We walked over to the parking lot, got our bikes, and headed to the staging area for the lappers, and waited, and waited and waited. We met a guy by the name of Pat from Atlanta, and talked with him at length during the long hot wait. His daughter works for The Discovery Channel (who was sponsoring this event) and got him hooked into this event. He was a baseball fan, and we talked for a long time about the Braves, Cards, Bonds and the state of the game. Wonderful, wonderful conversation.

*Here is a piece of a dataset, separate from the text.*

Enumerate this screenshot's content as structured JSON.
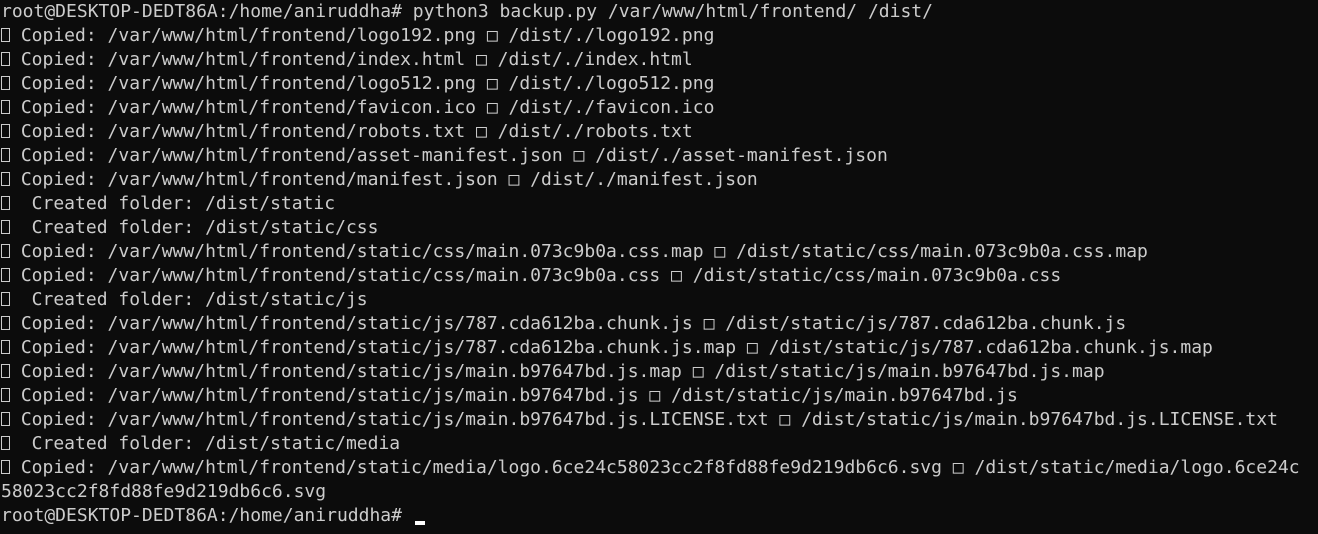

During our wait, the race assistants told us over and over again that this was going to be a leisurely ride, taking about fifteen to twenty minutes to make the lap — the race laps were around 5-6 minutes. They reminded us that there were kids in the pack, and that we all needed to be careful, with no speeding or jockeying for position.

We heard the Get Ready! charge and mounted up. Slowly the throng of bikes began to take the track — probably only a thousand or two of us, but still a sizable group nonetheless. We got to the track’s edge, and started to grind the pedals and gears, coming up to speed on the track.

This was the track of Andretti, Earnhardt, Gordon, Unser, Foyt, and so many others, and I was churning along at less than 10% of any of their speeds. I might as well have been moving along at 500mph — it was so amazing. The history started to hit me, and with every pedal stroke, I was more and more overwhelmed with the enormity of what I was being allowed to do.

We pedalled around the track, slowed by a group of pace trucks whose job it was to keep us at a reasonable speed around the track. And then we hit the front stretch, and I was taken with the cavernous beauty of the track. To my right, there were enormous grandstands, and to the left, a smaller set. And in front of me was the scoring pylon, the giant pagoda and several hundred screaming fans in the stands, cheering as we went by. And it was then that we crossed the stripe of bricks, triumphant heroes of our slow lap around the track.

We rounded the corner at turn one, back to our mid-turn entry point where a Speedway police car waited to angle us back to the infield. Our throng of cyclists began chanting Two! Two! Two! and I saw the police car move off the track, and we began a second lap!

This time, I revelled in the track, taking on the headwind through the second turn, and just watched the people enjoying the track and this terrific experience. I took The Bandit high up on the bank, and zoomed down to the lowest line — what a rush that was! I saw recumbents, tandems, even a guy with his kid in a seat on his bike. There was even a guy riding along, drinking a Miller Lite on the track. That’s something I wouldn’t expect to see during a race! And once again, we were saluted by the crowd as we crossed the bricks, welcomed like heroes. I’ve never felt that kind of sensation before, and I’m so incredibly happy to have experienced it just this once.

We finished our second lap, and stopped. So many of us were still on the track, high fiving, flying so high from the experience we’d just had. And then there was a flurry of commotion — Lance! There’s Lance! And indeed he was there, pulling a Kulwicki at the track’s edge. The line he was taking was only about five feet from me, so I pedalled up the track, and shook his hand as he went by, thanking him for having us all out for this event.

The funniest thing about that encounter was a group of four 20-something girls, one of whom had shaken Lance’s hand. The whole group of them were jumping up and down, and screaming like little girls. A little too much hero-worship, I’m afraid!

Once we got to the infield, I heard a little kid say to his folks I shook Lance’s hand! That was the good kind of hero-worship, and I’m sure that’ll leave a big impression on that child for some time to come.

After a little shopping, Jeff and I loaded up, and pointed Smokey back toward St. Louis. After I got home, I realized I’d really gotten sunburned at the track. I headed to the next door neighbors, jumped in their pool to get some of the heat out of my skin, and revelled in what I’d just done at Indy.

Yeah, this was a silly thing. I drove 530 miles across two days, just so I could ride 5.5mi on an asphalt surface — certainly not the longest ride of the summer.

It was absolutely the best ride of the summer though, and one I’ll never forget.